What to produce: Search the entries below for the string "attribution" and copy the lines that hold it.

******************************

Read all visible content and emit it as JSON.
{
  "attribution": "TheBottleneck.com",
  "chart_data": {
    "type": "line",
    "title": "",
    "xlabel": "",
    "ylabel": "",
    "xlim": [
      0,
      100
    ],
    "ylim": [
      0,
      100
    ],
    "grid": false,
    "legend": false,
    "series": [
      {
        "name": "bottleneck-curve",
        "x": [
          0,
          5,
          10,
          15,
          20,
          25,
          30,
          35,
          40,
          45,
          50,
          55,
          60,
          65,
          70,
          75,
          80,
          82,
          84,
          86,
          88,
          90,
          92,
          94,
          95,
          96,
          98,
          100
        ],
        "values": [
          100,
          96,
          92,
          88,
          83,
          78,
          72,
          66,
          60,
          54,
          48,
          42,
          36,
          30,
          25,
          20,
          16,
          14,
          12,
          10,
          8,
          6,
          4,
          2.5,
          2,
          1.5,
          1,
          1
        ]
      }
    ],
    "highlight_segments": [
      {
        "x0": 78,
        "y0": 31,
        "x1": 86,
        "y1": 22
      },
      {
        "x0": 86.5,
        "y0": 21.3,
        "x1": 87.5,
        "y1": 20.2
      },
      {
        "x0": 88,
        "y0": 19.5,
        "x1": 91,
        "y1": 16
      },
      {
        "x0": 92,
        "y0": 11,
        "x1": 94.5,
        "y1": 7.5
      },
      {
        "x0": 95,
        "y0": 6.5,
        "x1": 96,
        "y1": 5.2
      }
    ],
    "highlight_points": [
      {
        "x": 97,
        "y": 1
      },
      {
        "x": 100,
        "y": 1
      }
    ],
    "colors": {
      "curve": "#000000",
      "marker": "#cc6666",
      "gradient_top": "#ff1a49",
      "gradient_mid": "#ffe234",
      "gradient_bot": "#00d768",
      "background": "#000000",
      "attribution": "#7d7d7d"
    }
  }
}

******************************

Result:
  "attribution": "TheBottleneck.com",
      "attribution": "#7d7d7d"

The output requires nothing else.